▸ **How to complete this task**
These records are to be written out exactly as they read, minus the pictures.

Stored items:
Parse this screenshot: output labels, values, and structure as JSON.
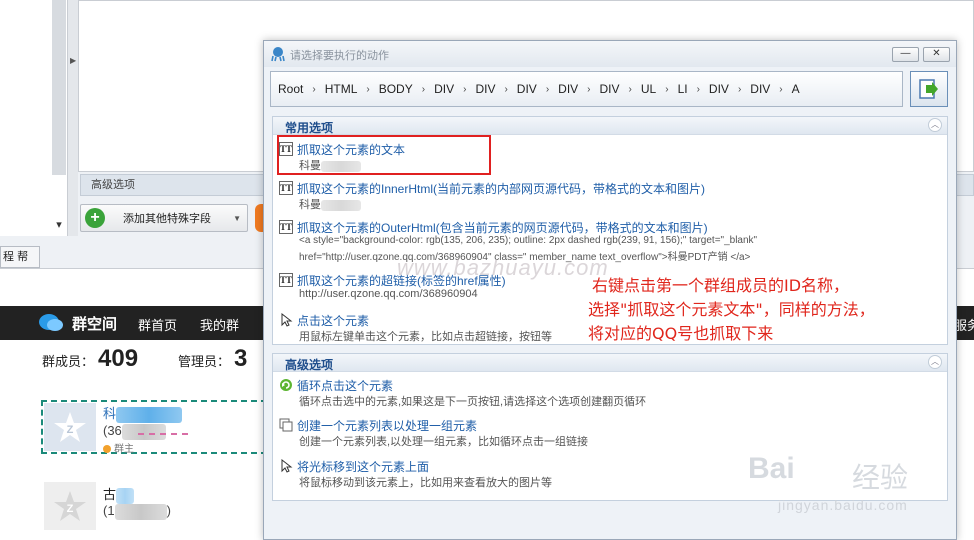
{
  "background_app": {
    "advanced_options_label": "高级选项",
    "add_field_button": "添加其他特殊字段",
    "help_tab": "帮助",
    "help_tab_prefix": "程",
    "scroll_down_glyph": "▾"
  },
  "qq_page": {
    "brand": "群空间",
    "nav": [
      "群首页",
      "我的群",
      "服务"
    ],
    "member_count_label": "群成员：",
    "member_count": "409",
    "admin_count_label": "管理员：",
    "admin_count": "3",
    "members": [
      {
        "name_visible": "科",
        "qq_visible": "(36",
        "role": "群主"
      },
      {
        "name_visible": "古",
        "qq_visible": "(1",
        "qq_suffix": ")"
      }
    ]
  },
  "dialog": {
    "title": "请选择要执行的动作",
    "min_label": "—",
    "close_label": "✕",
    "path": [
      "Root",
      "HTML",
      "BODY",
      "DIV",
      "DIV",
      "DIV",
      "DIV",
      "DIV",
      "UL",
      "LI",
      "DIV",
      "DIV",
      "A"
    ],
    "path_separator": "›",
    "common_section": "常用选项",
    "advanced_section": "高级选项",
    "common_options": [
      {
        "icon": "text-tt-icon",
        "title": "抓取这个元素的文本",
        "desc": "科曼"
      },
      {
        "icon": "text-tt-icon",
        "title": "抓取这个元素的InnerHtml(当前元素的内部网页源代码，带格式的文本和图片)",
        "desc": "科曼"
      },
      {
        "icon": "text-tt-icon",
        "title": "抓取这个元素的OuterHtml(包含当前元素的网页源代码，带格式的文本和图片)",
        "desc": "<a style=\"background-color: rgb(135, 206, 235); outline: 2px dashed rgb(239, 91, 156);\" target=\"_blank\"",
        "desc2": "href=\"http://user.qzone.qq.com/368960904\" class=\" member_name text_overflow\">科曼PDT产销 </a>"
      },
      {
        "icon": "text-tt-icon",
        "title": "抓取这个元素的超链接(标签的href属性)",
        "desc": "http://user.qzone.qq.com/368960904"
      },
      {
        "icon": "cursor-icon",
        "title": "点击这个元素",
        "desc": "用鼠标左键单击这个元素，比如点击超链接，按钮等"
      }
    ],
    "advanced_options": [
      {
        "icon": "loop-icon",
        "title": "循环点击这个元素",
        "desc": "循环点击选中的元素,如果这是下一页按钮,请选择这个选项创建翻页循环"
      },
      {
        "icon": "list-icon",
        "title": "创建一个元素列表以处理一组元素",
        "desc": "创建一个元素列表,以处理一组元素，比如循环点击一组链接"
      },
      {
        "icon": "cursor-icon",
        "title": "将光标移到这个元素上面",
        "desc": "将鼠标移动到该元素上，比如用来查看放大的图片等"
      }
    ],
    "collapse_glyph": "︿"
  },
  "annotation": {
    "line1": "右键点击第一个群组成员的ID名称，",
    "line2": "选择\"抓取这个元素文本\"，同样的方法，",
    "line3": "将对应的QQ号也抓取下来"
  },
  "watermark": {
    "text": "www.bazhuayu.com",
    "baidu_brand": "Bai",
    "baidu_jingyan": "经验",
    "baidu_url": "jingyan.baidu.com"
  },
  "colors": {
    "annotation_red": "#e0261c",
    "link_blue": "#1f5ea8",
    "nav_dark": "#222222",
    "highlight_teal": "#1b8a7a"
  }
}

▸ **Response box**
Parse this screenshot: output labels, values, and structure as JSON.
{
  "background_app": {
    "advanced_options_label": "高级选项",
    "add_field_button": "添加其他特殊字段",
    "help_tab": "帮助",
    "help_tab_prefix": "程",
    "scroll_down_glyph": "▾"
  },
  "qq_page": {
    "brand": "群空间",
    "nav": [
      "群首页",
      "我的群",
      "服务"
    ],
    "member_count_label": "群成员：",
    "member_count": "409",
    "admin_count_label": "管理员：",
    "admin_count": "3",
    "members": [
      {
        "name_visible": "科",
        "qq_visible": "(36",
        "role": "群主"
      },
      {
        "name_visible": "古",
        "qq_visible": "(1",
        "qq_suffix": ")"
      }
    ]
  },
  "dialog": {
    "title": "请选择要执行的动作",
    "min_label": "—",
    "close_label": "✕",
    "path": [
      "Root",
      "HTML",
      "BODY",
      "DIV",
      "DIV",
      "DIV",
      "DIV",
      "DIV",
      "UL",
      "LI",
      "DIV",
      "DIV",
      "A"
    ],
    "path_separator": "›",
    "common_section": "常用选项",
    "advanced_section": "高级选项",
    "common_options": [
      {
        "icon": "text-tt-icon",
        "title": "抓取这个元素的文本",
        "desc": "科曼"
      },
      {
        "icon": "text-tt-icon",
        "title": "抓取这个元素的InnerHtml(当前元素的内部网页源代码，带格式的文本和图片)",
        "desc": "科曼"
      },
      {
        "icon": "text-tt-icon",
        "title": "抓取这个元素的OuterHtml(包含当前元素的网页源代码，带格式的文本和图片)",
        "desc": "<a style=\"background-color: rgb(135, 206, 235); outline: 2px dashed rgb(239, 91, 156);\" target=\"_blank\"",
        "desc2": "href=\"http://user.qzone.qq.com/368960904\" class=\" member_name text_overflow\">科曼PDT产销 </a>"
      },
      {
        "icon": "text-tt-icon",
        "title": "抓取这个元素的超链接(标签的href属性)",
        "desc": "http://user.qzone.qq.com/368960904"
      },
      {
        "icon": "cursor-icon",
        "title": "点击这个元素",
        "desc": "用鼠标左键单击这个元素，比如点击超链接，按钮等"
      }
    ],
    "advanced_options": [
      {
        "icon": "loop-icon",
        "title": "循环点击这个元素",
        "desc": "循环点击选中的元素,如果这是下一页按钮,请选择这个选项创建翻页循环"
      },
      {
        "icon": "list-icon",
        "title": "创建一个元素列表以处理一组元素",
        "desc": "创建一个元素列表,以处理一组元素，比如循环点击一组链接"
      },
      {
        "icon": "cursor-icon",
        "title": "将光标移到这个元素上面",
        "desc": "将鼠标移动到该元素上，比如用来查看放大的图片等"
      }
    ],
    "collapse_glyph": "︿"
  },
  "annotation": {
    "line1": "右键点击第一个群组成员的ID名称，",
    "line2": "选择\"抓取这个元素文本\"，同样的方法，",
    "line3": "将对应的QQ号也抓取下来"
  },
  "watermark": {
    "text": "www.bazhuayu.com",
    "baidu_brand": "Bai",
    "baidu_jingyan": "经验",
    "baidu_url": "jingyan.baidu.com"
  },
  "colors": {
    "annotation_red": "#e0261c",
    "link_blue": "#1f5ea8",
    "nav_dark": "#222222",
    "highlight_teal": "#1b8a7a"
  }
}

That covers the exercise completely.